Your answer should be the lines of the material that include the word "world".

Given records:

====

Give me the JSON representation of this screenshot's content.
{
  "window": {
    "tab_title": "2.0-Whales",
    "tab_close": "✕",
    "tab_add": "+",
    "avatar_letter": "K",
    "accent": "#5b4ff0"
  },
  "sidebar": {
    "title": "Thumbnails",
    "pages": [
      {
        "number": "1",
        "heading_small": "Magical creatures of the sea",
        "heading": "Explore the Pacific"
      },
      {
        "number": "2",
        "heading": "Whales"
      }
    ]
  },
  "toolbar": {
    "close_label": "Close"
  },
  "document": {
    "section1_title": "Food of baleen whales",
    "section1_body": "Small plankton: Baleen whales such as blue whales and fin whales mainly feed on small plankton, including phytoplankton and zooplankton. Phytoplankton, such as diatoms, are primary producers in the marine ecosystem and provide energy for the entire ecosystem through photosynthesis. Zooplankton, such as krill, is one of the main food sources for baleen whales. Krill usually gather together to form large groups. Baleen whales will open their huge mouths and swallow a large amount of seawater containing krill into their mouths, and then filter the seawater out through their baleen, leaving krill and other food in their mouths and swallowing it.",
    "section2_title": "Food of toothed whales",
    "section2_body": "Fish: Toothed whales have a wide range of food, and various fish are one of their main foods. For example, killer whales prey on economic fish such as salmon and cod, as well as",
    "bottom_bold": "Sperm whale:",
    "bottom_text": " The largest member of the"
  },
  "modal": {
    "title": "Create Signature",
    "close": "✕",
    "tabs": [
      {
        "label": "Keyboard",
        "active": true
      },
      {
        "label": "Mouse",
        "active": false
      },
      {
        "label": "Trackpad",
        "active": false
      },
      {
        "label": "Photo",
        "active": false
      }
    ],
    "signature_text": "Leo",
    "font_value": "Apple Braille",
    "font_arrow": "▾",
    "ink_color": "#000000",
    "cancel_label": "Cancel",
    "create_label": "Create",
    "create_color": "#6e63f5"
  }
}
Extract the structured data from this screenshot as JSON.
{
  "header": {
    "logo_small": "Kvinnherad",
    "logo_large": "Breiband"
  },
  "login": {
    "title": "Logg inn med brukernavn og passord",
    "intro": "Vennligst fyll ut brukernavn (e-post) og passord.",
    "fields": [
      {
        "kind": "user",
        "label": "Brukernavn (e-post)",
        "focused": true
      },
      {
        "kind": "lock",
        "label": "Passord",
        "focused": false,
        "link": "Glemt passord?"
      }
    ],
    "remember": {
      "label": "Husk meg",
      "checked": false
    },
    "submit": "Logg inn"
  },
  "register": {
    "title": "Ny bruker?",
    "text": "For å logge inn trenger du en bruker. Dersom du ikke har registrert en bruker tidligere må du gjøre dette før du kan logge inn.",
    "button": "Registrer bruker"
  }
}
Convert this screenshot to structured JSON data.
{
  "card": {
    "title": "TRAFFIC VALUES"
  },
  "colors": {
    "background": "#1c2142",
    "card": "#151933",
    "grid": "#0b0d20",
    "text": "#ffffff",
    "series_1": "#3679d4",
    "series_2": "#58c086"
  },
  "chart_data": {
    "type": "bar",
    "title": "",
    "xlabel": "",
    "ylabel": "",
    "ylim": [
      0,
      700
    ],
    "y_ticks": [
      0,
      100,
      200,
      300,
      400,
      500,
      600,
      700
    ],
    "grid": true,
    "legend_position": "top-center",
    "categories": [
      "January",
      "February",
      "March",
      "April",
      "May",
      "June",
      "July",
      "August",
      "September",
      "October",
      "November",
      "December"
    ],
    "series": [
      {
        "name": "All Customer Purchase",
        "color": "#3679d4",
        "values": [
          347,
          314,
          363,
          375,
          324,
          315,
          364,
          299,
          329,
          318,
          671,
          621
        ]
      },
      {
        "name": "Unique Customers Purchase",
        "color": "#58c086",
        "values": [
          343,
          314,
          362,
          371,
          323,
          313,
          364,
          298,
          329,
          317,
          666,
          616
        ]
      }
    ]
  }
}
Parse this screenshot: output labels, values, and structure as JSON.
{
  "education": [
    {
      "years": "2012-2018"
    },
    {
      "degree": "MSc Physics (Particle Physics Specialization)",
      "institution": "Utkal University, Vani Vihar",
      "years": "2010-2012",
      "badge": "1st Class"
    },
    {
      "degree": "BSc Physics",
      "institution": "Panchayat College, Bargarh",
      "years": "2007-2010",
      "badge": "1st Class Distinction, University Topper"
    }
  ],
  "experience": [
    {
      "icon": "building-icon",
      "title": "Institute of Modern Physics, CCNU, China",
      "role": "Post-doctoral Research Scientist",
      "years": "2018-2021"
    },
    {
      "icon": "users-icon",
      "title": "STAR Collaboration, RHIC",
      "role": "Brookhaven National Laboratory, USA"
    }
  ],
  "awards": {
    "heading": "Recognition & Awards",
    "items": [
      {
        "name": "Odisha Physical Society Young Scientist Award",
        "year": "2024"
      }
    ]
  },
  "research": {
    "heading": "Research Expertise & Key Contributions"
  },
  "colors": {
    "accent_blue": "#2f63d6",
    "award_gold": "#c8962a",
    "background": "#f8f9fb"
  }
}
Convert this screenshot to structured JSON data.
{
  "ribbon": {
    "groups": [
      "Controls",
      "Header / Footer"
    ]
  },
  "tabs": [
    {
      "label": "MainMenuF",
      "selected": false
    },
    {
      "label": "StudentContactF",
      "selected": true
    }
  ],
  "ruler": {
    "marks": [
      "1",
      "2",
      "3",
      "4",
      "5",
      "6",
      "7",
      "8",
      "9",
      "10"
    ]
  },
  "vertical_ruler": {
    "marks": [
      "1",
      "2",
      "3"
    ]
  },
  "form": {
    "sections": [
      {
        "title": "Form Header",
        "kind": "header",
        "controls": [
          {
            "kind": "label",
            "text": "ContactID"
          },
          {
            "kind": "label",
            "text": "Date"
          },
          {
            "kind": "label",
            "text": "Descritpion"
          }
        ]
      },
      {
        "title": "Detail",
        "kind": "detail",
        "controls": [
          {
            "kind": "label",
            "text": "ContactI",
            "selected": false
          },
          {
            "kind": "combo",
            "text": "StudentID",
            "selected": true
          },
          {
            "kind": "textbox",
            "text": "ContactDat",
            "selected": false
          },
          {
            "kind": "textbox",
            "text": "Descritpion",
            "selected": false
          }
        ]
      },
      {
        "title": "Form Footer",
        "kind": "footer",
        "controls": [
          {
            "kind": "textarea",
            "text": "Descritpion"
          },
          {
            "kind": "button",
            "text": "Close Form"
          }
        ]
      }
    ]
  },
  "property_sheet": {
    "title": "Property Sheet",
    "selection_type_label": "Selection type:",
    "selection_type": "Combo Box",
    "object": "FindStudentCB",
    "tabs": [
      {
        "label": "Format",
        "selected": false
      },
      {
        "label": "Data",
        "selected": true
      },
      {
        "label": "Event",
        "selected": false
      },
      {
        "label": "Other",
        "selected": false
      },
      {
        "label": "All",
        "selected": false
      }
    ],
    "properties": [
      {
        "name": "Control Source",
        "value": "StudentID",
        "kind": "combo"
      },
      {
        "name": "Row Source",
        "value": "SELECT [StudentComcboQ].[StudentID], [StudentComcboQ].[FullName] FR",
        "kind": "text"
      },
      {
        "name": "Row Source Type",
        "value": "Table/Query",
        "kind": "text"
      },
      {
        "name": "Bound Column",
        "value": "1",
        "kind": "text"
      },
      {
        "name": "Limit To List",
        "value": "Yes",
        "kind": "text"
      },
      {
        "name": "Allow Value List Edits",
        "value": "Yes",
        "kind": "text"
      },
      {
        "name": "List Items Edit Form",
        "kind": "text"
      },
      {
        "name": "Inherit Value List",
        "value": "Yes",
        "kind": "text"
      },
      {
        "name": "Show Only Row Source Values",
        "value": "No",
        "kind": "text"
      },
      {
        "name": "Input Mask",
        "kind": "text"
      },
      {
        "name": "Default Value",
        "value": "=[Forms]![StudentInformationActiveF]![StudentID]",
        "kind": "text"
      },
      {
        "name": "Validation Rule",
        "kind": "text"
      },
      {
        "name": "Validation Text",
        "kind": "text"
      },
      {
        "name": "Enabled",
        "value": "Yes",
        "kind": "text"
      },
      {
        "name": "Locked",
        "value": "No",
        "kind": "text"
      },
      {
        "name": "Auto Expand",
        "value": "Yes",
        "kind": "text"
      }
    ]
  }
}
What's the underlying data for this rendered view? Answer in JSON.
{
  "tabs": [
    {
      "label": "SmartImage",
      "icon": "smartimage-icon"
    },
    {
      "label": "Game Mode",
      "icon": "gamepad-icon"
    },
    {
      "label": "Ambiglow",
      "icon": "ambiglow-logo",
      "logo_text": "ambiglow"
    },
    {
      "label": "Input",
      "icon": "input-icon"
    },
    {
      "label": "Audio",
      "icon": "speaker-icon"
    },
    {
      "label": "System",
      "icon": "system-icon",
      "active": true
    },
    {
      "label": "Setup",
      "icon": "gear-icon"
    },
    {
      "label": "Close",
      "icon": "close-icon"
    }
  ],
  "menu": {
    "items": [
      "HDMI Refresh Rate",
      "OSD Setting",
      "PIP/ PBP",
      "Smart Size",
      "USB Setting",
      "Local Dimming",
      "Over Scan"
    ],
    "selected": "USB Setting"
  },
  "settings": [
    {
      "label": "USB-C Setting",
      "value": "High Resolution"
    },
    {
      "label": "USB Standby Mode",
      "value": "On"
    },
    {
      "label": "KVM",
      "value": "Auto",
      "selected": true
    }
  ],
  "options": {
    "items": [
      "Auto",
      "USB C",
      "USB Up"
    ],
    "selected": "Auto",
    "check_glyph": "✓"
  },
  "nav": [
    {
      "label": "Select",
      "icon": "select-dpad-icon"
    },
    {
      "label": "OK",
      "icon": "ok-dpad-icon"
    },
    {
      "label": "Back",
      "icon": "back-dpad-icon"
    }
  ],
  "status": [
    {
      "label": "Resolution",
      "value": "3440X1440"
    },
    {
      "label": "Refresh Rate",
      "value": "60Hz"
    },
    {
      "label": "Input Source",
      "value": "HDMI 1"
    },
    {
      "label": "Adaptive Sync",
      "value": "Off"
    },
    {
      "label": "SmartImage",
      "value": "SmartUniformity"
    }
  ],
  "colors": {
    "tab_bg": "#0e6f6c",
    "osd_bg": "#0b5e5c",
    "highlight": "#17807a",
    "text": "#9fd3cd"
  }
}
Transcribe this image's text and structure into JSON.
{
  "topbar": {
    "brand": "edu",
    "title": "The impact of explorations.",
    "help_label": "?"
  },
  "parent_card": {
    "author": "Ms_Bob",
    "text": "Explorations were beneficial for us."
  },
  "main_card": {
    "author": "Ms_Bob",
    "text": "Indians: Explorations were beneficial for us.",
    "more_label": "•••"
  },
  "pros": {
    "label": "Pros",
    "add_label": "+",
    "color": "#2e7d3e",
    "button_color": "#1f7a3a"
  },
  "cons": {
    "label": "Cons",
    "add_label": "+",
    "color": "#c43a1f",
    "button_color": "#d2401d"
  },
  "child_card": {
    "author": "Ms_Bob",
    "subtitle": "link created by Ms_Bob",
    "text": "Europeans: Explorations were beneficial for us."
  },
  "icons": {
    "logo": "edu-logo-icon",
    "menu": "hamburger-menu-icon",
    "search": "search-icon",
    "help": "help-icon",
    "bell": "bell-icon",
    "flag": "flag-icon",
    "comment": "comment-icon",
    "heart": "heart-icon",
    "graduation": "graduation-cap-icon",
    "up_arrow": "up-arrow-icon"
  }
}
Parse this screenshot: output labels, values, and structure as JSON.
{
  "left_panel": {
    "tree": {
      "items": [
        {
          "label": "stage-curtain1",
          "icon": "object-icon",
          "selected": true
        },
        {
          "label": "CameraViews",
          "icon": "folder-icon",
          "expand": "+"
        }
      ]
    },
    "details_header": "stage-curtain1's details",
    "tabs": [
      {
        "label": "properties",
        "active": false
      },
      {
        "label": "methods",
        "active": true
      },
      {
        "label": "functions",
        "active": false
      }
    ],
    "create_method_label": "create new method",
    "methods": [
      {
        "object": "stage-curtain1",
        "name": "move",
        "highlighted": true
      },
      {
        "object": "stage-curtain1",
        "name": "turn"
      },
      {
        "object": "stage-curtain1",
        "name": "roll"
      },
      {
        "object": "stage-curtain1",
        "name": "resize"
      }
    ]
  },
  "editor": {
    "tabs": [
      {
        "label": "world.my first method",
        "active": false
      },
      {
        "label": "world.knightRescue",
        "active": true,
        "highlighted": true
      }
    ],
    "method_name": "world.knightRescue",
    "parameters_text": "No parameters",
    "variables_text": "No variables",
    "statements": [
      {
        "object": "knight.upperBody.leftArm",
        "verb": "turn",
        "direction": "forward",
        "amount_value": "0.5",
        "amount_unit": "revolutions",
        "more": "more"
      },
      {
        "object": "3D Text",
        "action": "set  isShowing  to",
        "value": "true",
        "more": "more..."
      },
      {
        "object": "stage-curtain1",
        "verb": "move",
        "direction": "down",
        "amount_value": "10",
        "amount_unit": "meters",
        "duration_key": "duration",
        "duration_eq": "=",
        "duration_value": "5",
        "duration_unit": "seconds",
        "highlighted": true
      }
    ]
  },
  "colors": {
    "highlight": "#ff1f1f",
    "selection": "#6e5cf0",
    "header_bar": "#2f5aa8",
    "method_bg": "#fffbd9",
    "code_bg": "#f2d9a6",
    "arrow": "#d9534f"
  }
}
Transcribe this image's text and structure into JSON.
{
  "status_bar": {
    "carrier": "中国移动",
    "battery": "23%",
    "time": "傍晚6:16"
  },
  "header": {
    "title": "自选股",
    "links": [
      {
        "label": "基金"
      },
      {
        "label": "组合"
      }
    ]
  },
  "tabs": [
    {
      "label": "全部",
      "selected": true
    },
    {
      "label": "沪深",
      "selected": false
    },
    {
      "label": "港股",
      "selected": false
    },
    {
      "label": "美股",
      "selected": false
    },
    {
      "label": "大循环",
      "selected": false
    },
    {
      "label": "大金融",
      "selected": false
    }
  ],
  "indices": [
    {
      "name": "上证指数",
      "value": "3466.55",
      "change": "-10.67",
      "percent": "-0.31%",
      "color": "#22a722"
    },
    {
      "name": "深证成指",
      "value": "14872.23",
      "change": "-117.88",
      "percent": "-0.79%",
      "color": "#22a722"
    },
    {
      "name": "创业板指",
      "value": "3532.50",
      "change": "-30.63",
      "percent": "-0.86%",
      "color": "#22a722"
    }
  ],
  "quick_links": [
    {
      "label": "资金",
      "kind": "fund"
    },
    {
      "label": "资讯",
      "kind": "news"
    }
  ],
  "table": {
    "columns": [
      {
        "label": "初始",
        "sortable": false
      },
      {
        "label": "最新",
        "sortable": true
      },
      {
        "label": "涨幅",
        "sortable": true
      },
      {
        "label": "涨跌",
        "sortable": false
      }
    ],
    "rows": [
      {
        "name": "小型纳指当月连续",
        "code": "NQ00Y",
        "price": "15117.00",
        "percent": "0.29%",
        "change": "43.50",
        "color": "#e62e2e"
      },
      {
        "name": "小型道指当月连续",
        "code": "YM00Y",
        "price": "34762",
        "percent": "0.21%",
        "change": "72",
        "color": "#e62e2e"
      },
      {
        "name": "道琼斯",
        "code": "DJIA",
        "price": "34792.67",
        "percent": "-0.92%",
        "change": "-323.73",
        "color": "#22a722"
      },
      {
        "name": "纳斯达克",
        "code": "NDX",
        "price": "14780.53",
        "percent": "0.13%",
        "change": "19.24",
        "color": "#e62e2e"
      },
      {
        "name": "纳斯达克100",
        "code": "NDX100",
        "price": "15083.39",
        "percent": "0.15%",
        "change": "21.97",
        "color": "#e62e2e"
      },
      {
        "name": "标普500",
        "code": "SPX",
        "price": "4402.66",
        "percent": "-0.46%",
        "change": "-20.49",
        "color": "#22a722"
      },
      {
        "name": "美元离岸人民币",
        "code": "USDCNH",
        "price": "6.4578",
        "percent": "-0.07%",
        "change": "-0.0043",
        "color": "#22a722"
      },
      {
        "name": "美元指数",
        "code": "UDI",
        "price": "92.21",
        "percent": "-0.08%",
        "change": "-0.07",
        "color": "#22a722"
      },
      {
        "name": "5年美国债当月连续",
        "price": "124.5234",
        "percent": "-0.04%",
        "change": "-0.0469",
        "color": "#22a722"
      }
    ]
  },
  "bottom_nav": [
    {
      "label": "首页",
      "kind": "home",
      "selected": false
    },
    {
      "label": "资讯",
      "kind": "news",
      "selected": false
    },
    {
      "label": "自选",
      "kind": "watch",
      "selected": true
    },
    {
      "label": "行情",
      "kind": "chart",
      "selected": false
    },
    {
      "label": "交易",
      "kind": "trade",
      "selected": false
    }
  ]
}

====

Answer to this exercise:
        "label": "world.my first method",
        "label": "world.knightRescue",
    "method_name": "world.knightRescue",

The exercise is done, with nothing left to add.